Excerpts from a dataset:
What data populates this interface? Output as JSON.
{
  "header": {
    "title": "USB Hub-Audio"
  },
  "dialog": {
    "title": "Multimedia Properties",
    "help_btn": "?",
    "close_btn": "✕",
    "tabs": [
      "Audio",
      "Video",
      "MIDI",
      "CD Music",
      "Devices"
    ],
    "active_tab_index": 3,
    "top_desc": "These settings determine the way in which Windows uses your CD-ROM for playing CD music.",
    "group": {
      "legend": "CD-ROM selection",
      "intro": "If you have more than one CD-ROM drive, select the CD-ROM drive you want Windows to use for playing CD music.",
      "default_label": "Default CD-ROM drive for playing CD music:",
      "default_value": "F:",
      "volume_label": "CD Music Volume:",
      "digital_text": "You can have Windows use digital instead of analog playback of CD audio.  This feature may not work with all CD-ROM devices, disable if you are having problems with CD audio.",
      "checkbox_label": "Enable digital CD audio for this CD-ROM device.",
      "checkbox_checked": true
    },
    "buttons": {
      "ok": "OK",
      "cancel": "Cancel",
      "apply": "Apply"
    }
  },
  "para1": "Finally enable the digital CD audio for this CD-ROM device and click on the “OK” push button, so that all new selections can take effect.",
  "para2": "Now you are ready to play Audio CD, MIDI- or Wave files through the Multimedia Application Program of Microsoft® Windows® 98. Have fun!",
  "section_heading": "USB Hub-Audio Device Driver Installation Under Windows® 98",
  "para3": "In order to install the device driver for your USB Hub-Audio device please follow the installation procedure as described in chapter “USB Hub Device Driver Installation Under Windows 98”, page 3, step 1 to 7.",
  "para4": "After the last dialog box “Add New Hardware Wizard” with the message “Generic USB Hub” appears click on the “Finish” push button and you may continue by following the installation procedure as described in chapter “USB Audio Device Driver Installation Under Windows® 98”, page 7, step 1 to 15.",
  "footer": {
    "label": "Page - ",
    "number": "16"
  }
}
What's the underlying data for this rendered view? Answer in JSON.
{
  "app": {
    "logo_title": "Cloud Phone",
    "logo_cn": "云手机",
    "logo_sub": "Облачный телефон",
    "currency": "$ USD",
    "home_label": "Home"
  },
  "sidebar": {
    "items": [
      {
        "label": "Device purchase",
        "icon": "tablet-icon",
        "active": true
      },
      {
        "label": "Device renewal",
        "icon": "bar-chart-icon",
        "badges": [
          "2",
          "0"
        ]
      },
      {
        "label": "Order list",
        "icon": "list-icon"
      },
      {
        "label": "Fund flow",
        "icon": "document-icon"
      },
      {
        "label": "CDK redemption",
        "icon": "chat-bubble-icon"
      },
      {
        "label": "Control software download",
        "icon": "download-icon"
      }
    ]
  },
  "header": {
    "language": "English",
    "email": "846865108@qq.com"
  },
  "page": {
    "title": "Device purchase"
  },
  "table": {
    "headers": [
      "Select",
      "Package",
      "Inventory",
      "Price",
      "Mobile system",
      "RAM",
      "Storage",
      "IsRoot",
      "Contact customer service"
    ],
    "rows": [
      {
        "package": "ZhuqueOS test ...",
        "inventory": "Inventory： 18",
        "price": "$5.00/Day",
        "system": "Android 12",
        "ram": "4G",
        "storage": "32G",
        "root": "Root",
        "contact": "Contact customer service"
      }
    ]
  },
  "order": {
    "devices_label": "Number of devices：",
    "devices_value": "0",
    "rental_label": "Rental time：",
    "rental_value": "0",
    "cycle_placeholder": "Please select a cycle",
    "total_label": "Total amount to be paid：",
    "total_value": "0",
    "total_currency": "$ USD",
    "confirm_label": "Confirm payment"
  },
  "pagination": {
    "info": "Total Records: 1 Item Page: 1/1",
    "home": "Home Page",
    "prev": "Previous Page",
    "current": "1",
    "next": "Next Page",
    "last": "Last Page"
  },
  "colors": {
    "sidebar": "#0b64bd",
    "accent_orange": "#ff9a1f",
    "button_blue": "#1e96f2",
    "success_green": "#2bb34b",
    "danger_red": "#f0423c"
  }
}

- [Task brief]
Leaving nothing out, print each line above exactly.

- [Solution to this exercise]
What data populates this interface? Output as JSON.
{
  "header": {
    "title": "USB Hub-Audio"
  },
  "dialog": {
    "title": "Multimedia Properties",
    "help_btn": "?",
    "close_btn": "✕",
    "tabs": [
      "Audio",
      "Video",
      "MIDI",
      "CD Music",
      "Devices"
    ],
    "active_tab_index": 3,
    "top_desc": "These settings determine the way in which Windows uses your CD-ROM for playing CD music.",
    "group": {
      "legend": "CD-ROM selection",
      "intro": "If you have more than one CD-ROM drive, select the CD-ROM drive you want Windows to use for playing CD music.",
      "default_label": "Default CD-ROM drive for playing CD music:",
      "default_value": "F:",
      "volume_label": "CD Music Volume:",
      "digital_text": "You can have Windows use digital instead of analog playback of CD audio.  This feature may not work with all CD-ROM devices, disable if you are having problems with CD audio.",
      "checkbox_label": "Enable digital CD audio for this CD-ROM device.",
      "checkbox_checked": true
    },
    "buttons": {
      "ok": "OK",
      "cancel": "Cancel",
      "apply": "Apply"
    }
  },
  "para1": "Finally enable the digital CD audio for this CD-ROM device and click on the “OK” push button, so that all new selections can take effect.",
  "para2": "Now you are ready to play Audio CD, MIDI- or Wave files through the Multimedia Application Program of Microsoft® Windows® 98. Have fun!",
  "section_heading": "USB Hub-Audio Device Driver Installation Under Windows® 98",
  "para3": "In order to install the device driver for your USB Hub-Audio device please follow the installation procedure as described in chapter “USB Hub Device Driver Installation Under Windows 98”, page 3, step 1 to 7.",
  "para4": "After the last dialog box “Add New Hardware Wizard” with the message “Generic USB Hub” appears click on the “Finish” push button and you may continue by following the installation procedure as described in chapter “USB Audio Device Driver Installation Under Windows® 98”, page 7, step 1 to 15.",
  "footer": {
    "label": "Page - ",
    "number": "16"
  }
}
What's the underlying data for this rendered view? Answer in JSON.
{
  "app": {
    "logo_title": "Cloud Phone",
    "logo_cn": "云手机",
    "logo_sub": "Облачный телефон",
    "currency": "$ USD",
    "home_label": "Home"
  },
  "sidebar": {
    "items": [
      {
        "label": "Device purchase",
        "icon": "tablet-icon",
        "active": true
      },
      {
        "label": "Device renewal",
        "icon": "bar-chart-icon",
        "badges": [
          "2",
          "0"
        ]
      },
      {
        "label": "Order list",
        "icon": "list-icon"
      },
      {
        "label": "Fund flow",
        "icon": "document-icon"
      },
      {
        "label": "CDK redemption",
        "icon": "chat-bubble-icon"
      },
      {
        "label": "Control software download",
        "icon": "download-icon"
      }
    ]
  },
  "header": {
    "language": "English",
    "email": "846865108@qq.com"
  },
  "page": {
    "title": "Device purchase"
  },
  "table": {
    "headers": [
      "Select",
      "Package",
      "Inventory",
      "Price",
      "Mobile system",
      "RAM",
      "Storage",
      "IsRoot",
      "Contact customer service"
    ],
    "rows": [
      {
        "package": "ZhuqueOS test ...",
        "inventory": "Inventory： 18",
        "price": "$5.00/Day",
        "system": "Android 12",
        "ram": "4G",
        "storage": "32G",
        "root": "Root",
        "contact": "Contact customer service"
      }
    ]
  },
  "order": {
    "devices_label": "Number of devices：",
    "devices_value": "0",
    "rental_label": "Rental time：",
    "rental_value": "0",
    "cycle_placeholder": "Please select a cycle",
    "total_label": "Total amount to be paid：",
    "total_value": "0",
    "total_currency": "$ USD",
    "confirm_label": "Confirm payment"
  },
  "pagination": {
    "info": "Total Records: 1 Item Page: 1/1",
    "home": "Home Page",
    "prev": "Previous Page",
    "current": "1",
    "next": "Next Page",
    "last": "Last Page"
  },
  "colors": {
    "sidebar": "#0b64bd",
    "accent_orange": "#ff9a1f",
    "button_blue": "#1e96f2",
    "success_green": "#2bb34b",
    "danger_red": "#f0423c"
  }
}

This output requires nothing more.